■ **DATA SUPPLIED**

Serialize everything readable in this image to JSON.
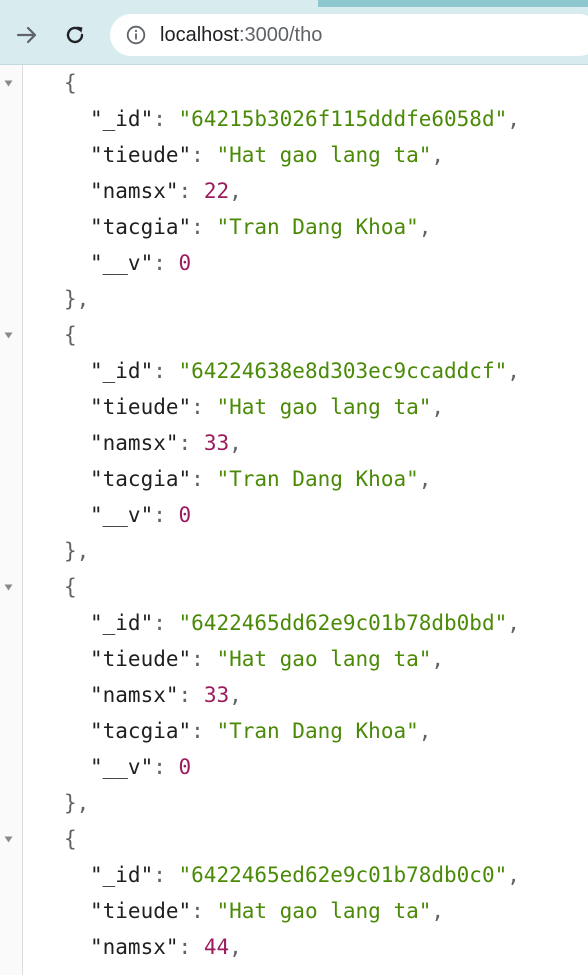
{
  "browser": {
    "address": {
      "host": "localhost",
      "path": ":3000/tho"
    },
    "icons": {
      "forward": "forward-arrow-icon",
      "reload": "reload-icon",
      "site_info": "info-icon",
      "collapse": "collapse-triangle-icon"
    },
    "colors": {
      "toolbar": "#d8ecef",
      "string": "#4a8a07",
      "number": "#9c1b5c"
    }
  },
  "json_viewer": {
    "records": [
      {
        "_id": "64215b3026f115dddfe6058d",
        "tieude": "Hat gao lang ta",
        "namsx": "22",
        "tacgia": "Tran Dang Khoa",
        "__v": "0"
      },
      {
        "_id": "64224638e8d303ec9ccaddcf",
        "tieude": "Hat gao lang ta",
        "namsx": "33",
        "tacgia": "Tran Dang Khoa",
        "__v": "0"
      },
      {
        "_id": "6422465dd62e9c01b78db0bd",
        "tieude": "Hat gao lang ta",
        "namsx": "33",
        "tacgia": "Tran Dang Khoa",
        "__v": "0"
      },
      {
        "_id": "6422465ed62e9c01b78db0c0",
        "tieude": "Hat gao lang ta",
        "namsx": "44"
      }
    ]
  }
}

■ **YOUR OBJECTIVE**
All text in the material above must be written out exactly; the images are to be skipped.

■ **RESPONSE TO THE TASK**
Serialize everything readable in this image to JSON.
{
  "browser": {
    "address": {
      "host": "localhost",
      "path": ":3000/tho"
    },
    "icons": {
      "forward": "forward-arrow-icon",
      "reload": "reload-icon",
      "site_info": "info-icon",
      "collapse": "collapse-triangle-icon"
    },
    "colors": {
      "toolbar": "#d8ecef",
      "string": "#4a8a07",
      "number": "#9c1b5c"
    }
  },
  "json_viewer": {
    "records": [
      {
        "_id": "64215b3026f115dddfe6058d",
        "tieude": "Hat gao lang ta",
        "namsx": "22",
        "tacgia": "Tran Dang Khoa",
        "__v": "0"
      },
      {
        "_id": "64224638e8d303ec9ccaddcf",
        "tieude": "Hat gao lang ta",
        "namsx": "33",
        "tacgia": "Tran Dang Khoa",
        "__v": "0"
      },
      {
        "_id": "6422465dd62e9c01b78db0bd",
        "tieude": "Hat gao lang ta",
        "namsx": "33",
        "tacgia": "Tran Dang Khoa",
        "__v": "0"
      },
      {
        "_id": "6422465ed62e9c01b78db0c0",
        "tieude": "Hat gao lang ta",
        "namsx": "44"
      }
    ]
  }
}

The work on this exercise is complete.